Task objective: Word for word, retype every line of the data.

### Exercise data

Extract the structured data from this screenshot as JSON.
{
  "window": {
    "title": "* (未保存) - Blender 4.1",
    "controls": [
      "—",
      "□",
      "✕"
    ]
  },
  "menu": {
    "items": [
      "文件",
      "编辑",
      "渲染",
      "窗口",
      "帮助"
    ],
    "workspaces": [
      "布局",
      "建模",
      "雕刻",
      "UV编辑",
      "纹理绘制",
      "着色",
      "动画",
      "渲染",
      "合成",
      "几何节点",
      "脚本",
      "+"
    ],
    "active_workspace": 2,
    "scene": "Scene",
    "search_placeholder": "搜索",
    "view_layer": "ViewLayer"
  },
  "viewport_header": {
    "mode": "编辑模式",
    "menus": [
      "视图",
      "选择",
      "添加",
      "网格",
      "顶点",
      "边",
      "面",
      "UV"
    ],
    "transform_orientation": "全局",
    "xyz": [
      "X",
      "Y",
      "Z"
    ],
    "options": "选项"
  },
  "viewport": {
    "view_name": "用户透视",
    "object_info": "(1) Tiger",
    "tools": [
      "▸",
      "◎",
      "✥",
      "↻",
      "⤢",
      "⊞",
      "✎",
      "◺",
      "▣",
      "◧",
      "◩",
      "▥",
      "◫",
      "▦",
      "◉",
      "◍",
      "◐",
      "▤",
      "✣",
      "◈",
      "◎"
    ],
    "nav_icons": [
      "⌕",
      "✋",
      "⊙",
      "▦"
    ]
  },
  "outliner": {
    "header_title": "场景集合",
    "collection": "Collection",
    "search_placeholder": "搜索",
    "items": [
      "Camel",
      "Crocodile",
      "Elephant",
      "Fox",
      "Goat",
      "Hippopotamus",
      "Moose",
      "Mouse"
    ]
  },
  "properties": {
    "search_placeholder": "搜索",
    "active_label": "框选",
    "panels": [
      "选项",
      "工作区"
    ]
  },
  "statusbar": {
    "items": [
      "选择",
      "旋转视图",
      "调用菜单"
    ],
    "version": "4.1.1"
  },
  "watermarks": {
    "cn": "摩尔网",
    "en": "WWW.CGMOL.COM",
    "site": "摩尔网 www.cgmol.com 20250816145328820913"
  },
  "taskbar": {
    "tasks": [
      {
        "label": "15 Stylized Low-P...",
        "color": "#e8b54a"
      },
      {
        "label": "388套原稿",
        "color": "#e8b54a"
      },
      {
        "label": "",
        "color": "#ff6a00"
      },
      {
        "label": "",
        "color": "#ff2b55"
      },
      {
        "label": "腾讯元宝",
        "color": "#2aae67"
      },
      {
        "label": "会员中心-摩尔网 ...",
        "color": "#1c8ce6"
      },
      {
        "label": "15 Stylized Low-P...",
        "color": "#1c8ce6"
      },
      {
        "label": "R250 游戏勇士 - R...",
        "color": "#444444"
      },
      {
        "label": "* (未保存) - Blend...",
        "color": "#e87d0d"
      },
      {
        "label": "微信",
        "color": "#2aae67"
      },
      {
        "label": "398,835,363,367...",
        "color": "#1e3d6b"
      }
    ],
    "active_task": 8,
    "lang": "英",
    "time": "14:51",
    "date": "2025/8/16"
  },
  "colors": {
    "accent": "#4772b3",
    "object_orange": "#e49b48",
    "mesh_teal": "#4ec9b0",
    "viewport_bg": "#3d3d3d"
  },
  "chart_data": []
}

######

Exercise answer:
Extract the structured data from this screenshot as JSON.
{
  "window": {
    "title": "* (未保存) - Blender 4.1",
    "controls": [
      "—",
      "□",
      "✕"
    ]
  },
  "menu": {
    "items": [
      "文件",
      "编辑",
      "渲染",
      "窗口",
      "帮助"
    ],
    "workspaces": [
      "布局",
      "建模",
      "雕刻",
      "UV编辑",
      "纹理绘制",
      "着色",
      "动画",
      "渲染",
      "合成",
      "几何节点",
      "脚本",
      "+"
    ],
    "active_workspace": 2,
    "scene": "Scene",
    "search_placeholder": "搜索",
    "view_layer": "ViewLayer"
  },
  "viewport_header": {
    "mode": "编辑模式",
    "menus": [
      "视图",
      "选择",
      "添加",
      "网格",
      "顶点",
      "边",
      "面",
      "UV"
    ],
    "transform_orientation": "全局",
    "xyz": [
      "X",
      "Y",
      "Z"
    ],
    "options": "选项"
  },
  "viewport": {
    "view_name": "用户透视",
    "object_info": "(1) Tiger",
    "tools": [
      "▸",
      "◎",
      "✥",
      "↻",
      "⤢",
      "⊞",
      "✎",
      "◺",
      "▣",
      "◧",
      "◩",
      "▥",
      "◫",
      "▦",
      "◉",
      "◍",
      "◐",
      "▤",
      "✣",
      "◈",
      "◎"
    ],
    "nav_icons": [
      "⌕",
      "✋",
      "⊙",
      "▦"
    ]
  },
  "outliner": {
    "header_title": "场景集合",
    "collection": "Collection",
    "search_placeholder": "搜索",
    "items": [
      "Camel",
      "Crocodile",
      "Elephant",
      "Fox",
      "Goat",
      "Hippopotamus",
      "Moose",
      "Mouse"
    ]
  },
  "properties": {
    "search_placeholder": "搜索",
    "active_label": "框选",
    "panels": [
      "选项",
      "工作区"
    ]
  },
  "statusbar": {
    "items": [
      "选择",
      "旋转视图",
      "调用菜单"
    ],
    "version": "4.1.1"
  },
  "watermarks": {
    "cn": "摩尔网",
    "en": "WWW.CGMOL.COM",
    "site": "摩尔网 www.cgmol.com 20250816145328820913"
  },
  "taskbar": {
    "tasks": [
      {
        "label": "15 Stylized Low-P...",
        "color": "#e8b54a"
      },
      {
        "label": "388套原稿",
        "color": "#e8b54a"
      },
      {
        "label": "",
        "color": "#ff6a00"
      },
      {
        "label": "",
        "color": "#ff2b55"
      },
      {
        "label": "腾讯元宝",
        "color": "#2aae67"
      },
      {
        "label": "会员中心-摩尔网 ...",
        "color": "#1c8ce6"
      },
      {
        "label": "15 Stylized Low-P...",
        "color": "#1c8ce6"
      },
      {
        "label": "R250 游戏勇士 - R...",
        "color": "#444444"
      },
      {
        "label": "* (未保存) - Blend...",
        "color": "#e87d0d"
      },
      {
        "label": "微信",
        "color": "#2aae67"
      },
      {
        "label": "398,835,363,367...",
        "color": "#1e3d6b"
      }
    ],
    "active_task": 8,
    "lang": "英",
    "time": "14:51",
    "date": "2025/8/16"
  },
  "colors": {
    "accent": "#4772b3",
    "object_orange": "#e49b48",
    "mesh_teal": "#4ec9b0",
    "viewport_bg": "#3d3d3d"
  },
  "chart_data": []
}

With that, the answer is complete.